### DIRECTIONS
What follows is a set of entries. Give them again exactly, without the pictures.

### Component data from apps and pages
○ ○ ○ ○ ○
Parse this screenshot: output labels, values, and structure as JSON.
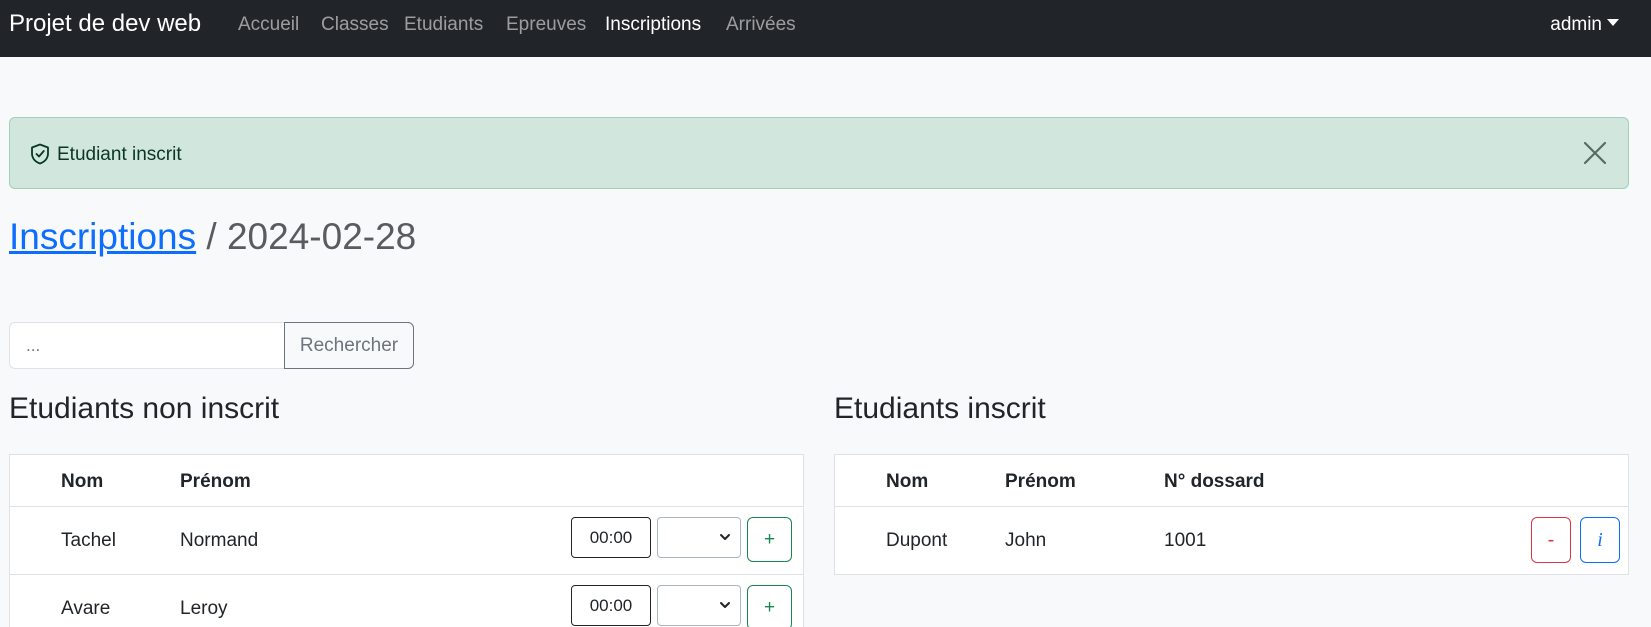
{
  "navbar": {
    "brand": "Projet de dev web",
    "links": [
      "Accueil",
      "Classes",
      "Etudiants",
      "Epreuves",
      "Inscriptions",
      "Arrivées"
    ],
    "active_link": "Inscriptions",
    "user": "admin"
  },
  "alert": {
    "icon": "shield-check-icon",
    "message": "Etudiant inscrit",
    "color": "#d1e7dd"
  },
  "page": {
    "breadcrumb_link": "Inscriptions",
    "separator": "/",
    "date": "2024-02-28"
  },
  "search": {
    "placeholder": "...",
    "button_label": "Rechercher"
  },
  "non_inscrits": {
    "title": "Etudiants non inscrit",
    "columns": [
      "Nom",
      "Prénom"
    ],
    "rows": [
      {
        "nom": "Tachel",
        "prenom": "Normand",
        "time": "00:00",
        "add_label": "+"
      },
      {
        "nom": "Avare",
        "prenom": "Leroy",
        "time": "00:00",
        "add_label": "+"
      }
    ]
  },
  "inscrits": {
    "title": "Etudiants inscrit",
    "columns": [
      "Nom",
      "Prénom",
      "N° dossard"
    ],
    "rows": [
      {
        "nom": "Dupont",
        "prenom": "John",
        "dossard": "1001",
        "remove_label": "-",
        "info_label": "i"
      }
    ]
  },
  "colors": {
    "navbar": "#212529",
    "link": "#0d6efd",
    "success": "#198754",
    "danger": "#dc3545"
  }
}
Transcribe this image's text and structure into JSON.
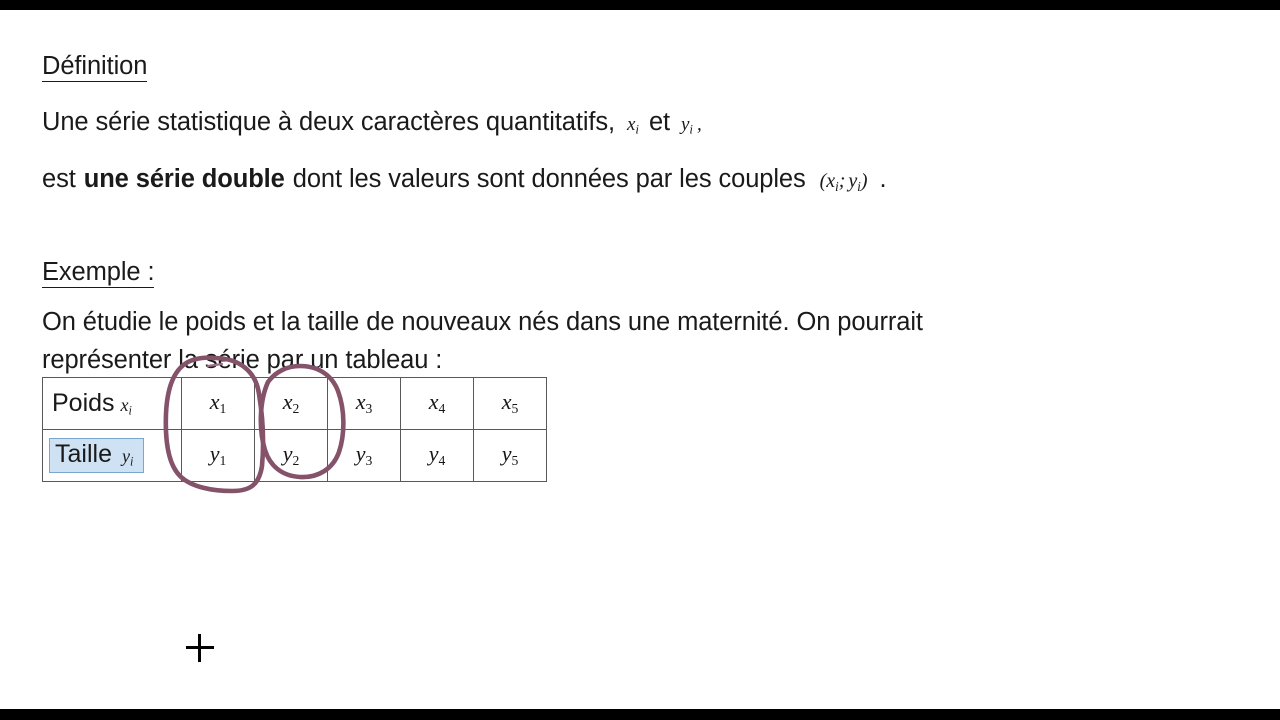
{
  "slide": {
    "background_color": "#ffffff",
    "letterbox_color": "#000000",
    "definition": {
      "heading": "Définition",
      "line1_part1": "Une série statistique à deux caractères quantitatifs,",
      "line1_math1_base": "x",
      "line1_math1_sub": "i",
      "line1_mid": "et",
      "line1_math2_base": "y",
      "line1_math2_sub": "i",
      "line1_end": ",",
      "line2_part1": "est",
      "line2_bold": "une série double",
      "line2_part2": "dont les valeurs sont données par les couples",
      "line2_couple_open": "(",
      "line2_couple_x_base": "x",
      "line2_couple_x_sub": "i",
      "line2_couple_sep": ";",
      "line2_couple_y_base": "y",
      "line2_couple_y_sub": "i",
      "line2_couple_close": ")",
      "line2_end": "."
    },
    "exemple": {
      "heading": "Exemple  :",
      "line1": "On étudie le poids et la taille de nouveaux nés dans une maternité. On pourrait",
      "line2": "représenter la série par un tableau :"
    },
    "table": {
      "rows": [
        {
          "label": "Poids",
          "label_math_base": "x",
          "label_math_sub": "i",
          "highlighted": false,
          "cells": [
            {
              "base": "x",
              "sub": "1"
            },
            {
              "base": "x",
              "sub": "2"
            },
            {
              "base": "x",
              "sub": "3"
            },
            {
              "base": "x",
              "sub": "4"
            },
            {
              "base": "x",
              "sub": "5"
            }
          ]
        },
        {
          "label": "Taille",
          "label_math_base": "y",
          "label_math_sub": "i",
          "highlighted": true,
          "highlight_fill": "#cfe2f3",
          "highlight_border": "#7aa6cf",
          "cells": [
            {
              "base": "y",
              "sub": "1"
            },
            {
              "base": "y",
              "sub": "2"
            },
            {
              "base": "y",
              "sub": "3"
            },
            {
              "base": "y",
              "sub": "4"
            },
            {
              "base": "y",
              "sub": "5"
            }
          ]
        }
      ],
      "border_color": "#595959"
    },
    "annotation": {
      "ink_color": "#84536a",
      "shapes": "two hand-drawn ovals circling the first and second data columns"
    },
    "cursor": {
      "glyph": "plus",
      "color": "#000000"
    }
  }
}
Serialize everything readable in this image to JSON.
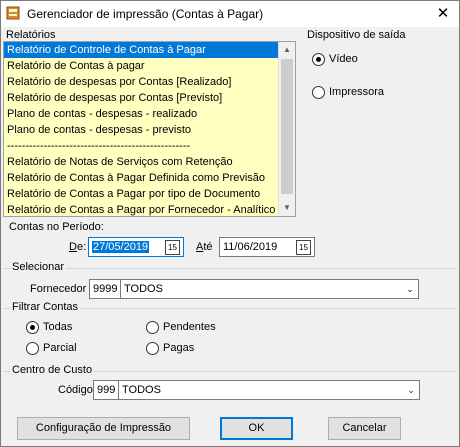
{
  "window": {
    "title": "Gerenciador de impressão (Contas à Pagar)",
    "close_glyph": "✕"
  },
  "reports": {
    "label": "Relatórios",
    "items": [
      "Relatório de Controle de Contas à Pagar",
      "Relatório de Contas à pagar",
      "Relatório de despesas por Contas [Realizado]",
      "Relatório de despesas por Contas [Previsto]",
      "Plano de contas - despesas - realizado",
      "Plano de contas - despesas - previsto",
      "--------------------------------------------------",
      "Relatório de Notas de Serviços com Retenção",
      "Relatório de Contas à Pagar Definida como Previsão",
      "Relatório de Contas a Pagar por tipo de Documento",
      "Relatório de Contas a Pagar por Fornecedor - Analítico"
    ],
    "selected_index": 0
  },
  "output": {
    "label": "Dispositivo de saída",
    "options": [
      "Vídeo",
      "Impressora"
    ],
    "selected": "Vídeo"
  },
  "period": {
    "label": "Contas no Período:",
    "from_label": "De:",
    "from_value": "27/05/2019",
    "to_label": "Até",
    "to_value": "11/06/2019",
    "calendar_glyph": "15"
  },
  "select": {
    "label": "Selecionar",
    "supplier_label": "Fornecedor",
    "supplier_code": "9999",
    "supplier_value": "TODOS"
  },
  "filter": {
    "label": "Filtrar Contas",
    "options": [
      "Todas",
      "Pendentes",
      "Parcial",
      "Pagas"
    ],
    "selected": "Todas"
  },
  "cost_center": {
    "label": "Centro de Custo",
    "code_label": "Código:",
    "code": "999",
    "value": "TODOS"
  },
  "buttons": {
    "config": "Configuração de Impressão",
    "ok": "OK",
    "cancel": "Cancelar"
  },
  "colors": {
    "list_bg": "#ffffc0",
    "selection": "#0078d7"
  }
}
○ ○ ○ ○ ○
### RESPONSE TO THE TASK
Parse this screenshot: output labels, values, and structure as JSON.
{
  "navbar": {
    "brand": "Projet de dev web",
    "links": [
      "Accueil",
      "Classes",
      "Etudiants",
      "Epreuves",
      "Inscriptions",
      "Arrivées"
    ],
    "active_link": "Inscriptions",
    "user": "admin"
  },
  "alert": {
    "icon": "shield-check-icon",
    "message": "Etudiant inscrit",
    "color": "#d1e7dd"
  },
  "page": {
    "breadcrumb_link": "Inscriptions",
    "separator": "/",
    "date": "2024-02-28"
  },
  "search": {
    "placeholder": "...",
    "button_label": "Rechercher"
  },
  "non_inscrits": {
    "title": "Etudiants non inscrit",
    "columns": [
      "Nom",
      "Prénom"
    ],
    "rows": [
      {
        "nom": "Tachel",
        "prenom": "Normand",
        "time": "00:00",
        "add_label": "+"
      },
      {
        "nom": "Avare",
        "prenom": "Leroy",
        "time": "00:00",
        "add_label": "+"
      }
    ]
  },
  "inscrits": {
    "title": "Etudiants inscrit",
    "columns": [
      "Nom",
      "Prénom",
      "N° dossard"
    ],
    "rows": [
      {
        "nom": "Dupont",
        "prenom": "John",
        "dossard": "1001",
        "remove_label": "-",
        "info_label": "i"
      }
    ]
  },
  "colors": {
    "navbar": "#212529",
    "link": "#0d6efd",
    "success": "#198754",
    "danger": "#dc3545"
  }
}
Transcribe this image's text and structure into JSON.
{
  "slide": {
    "background_color": "#ffffff",
    "letterbox_color": "#000000",
    "definition": {
      "heading": "Définition",
      "line1_part1": "Une série statistique à deux caractères quantitatifs,",
      "line1_math1_base": "x",
      "line1_math1_sub": "i",
      "line1_mid": "et",
      "line1_math2_base": "y",
      "line1_math2_sub": "i",
      "line1_end": ",",
      "line2_part1": "est",
      "line2_bold": "une série double",
      "line2_part2": "dont les valeurs sont données par les couples",
      "line2_couple_open": "(",
      "line2_couple_x_base": "x",
      "line2_couple_x_sub": "i",
      "line2_couple_sep": ";",
      "line2_couple_y_base": "y",
      "line2_couple_y_sub": "i",
      "line2_couple_close": ")",
      "line2_end": "."
    },
    "exemple": {
      "heading": "Exemple  :",
      "line1": "On étudie le poids et la taille de nouveaux nés dans une maternité. On pourrait",
      "line2": "représenter la série par un tableau :"
    },
    "table": {
      "rows": [
        {
          "label": "Poids",
          "label_math_base": "x",
          "label_math_sub": "i",
          "highlighted": false,
          "cells": [
            {
              "base": "x",
              "sub": "1"
            },
            {
              "base": "x",
              "sub": "2"
            },
            {
              "base": "x",
              "sub": "3"
            },
            {
              "base": "x",
              "sub": "4"
            },
            {
              "base": "x",
              "sub": "5"
            }
          ]
        },
        {
          "label": "Taille",
          "label_math_base": "y",
          "label_math_sub": "i",
          "highlighted": true,
          "highlight_fill": "#cfe2f3",
          "highlight_border": "#7aa6cf",
          "cells": [
            {
              "base": "y",
              "sub": "1"
            },
            {
              "base": "y",
              "sub": "2"
            },
            {
              "base": "y",
              "sub": "3"
            },
            {
              "base": "y",
              "sub": "4"
            },
            {
              "base": "y",
              "sub": "5"
            }
          ]
        }
      ],
      "border_color": "#595959"
    },
    "annotation": {
      "ink_color": "#84536a",
      "shapes": "two hand-drawn ovals circling the first and second data columns"
    },
    "cursor": {
      "glyph": "plus",
      "color": "#000000"
    }
  }
}
Serialize everything readable in this image to JSON.
{
  "window": {
    "title": "Gerenciador de impressão (Contas à Pagar)",
    "close_glyph": "✕"
  },
  "reports": {
    "label": "Relatórios",
    "items": [
      "Relatório de Controle de Contas à Pagar",
      "Relatório de Contas à pagar",
      "Relatório de despesas por Contas [Realizado]",
      "Relatório de despesas por Contas [Previsto]",
      "Plano de contas - despesas - realizado",
      "Plano de contas - despesas - previsto",
      "--------------------------------------------------",
      "Relatório de Notas de Serviços com Retenção",
      "Relatório de Contas à Pagar Definida como Previsão",
      "Relatório de Contas a Pagar por tipo de Documento",
      "Relatório de Contas a Pagar por Fornecedor - Analítico"
    ],
    "selected_index": 0
  },
  "output": {
    "label": "Dispositivo de saída",
    "options": [
      "Vídeo",
      "Impressora"
    ],
    "selected": "Vídeo"
  },
  "period": {
    "label": "Contas no Período:",
    "from_label": "De:",
    "from_value": "27/05/2019",
    "to_label": "Até",
    "to_value": "11/06/2019",
    "calendar_glyph": "15"
  },
  "select": {
    "label": "Selecionar",
    "supplier_label": "Fornecedor",
    "supplier_code": "9999",
    "supplier_value": "TODOS"
  },
  "filter": {
    "label": "Filtrar Contas",
    "options": [
      "Todas",
      "Pendentes",
      "Parcial",
      "Pagas"
    ],
    "selected": "Todas"
  },
  "cost_center": {
    "label": "Centro de Custo",
    "code_label": "Código:",
    "code": "999",
    "value": "TODOS"
  },
  "buttons": {
    "config": "Configuração de Impressão",
    "ok": "OK",
    "cancel": "Cancelar"
  },
  "colors": {
    "list_bg": "#ffffc0",
    "selection": "#0078d7"
  }
}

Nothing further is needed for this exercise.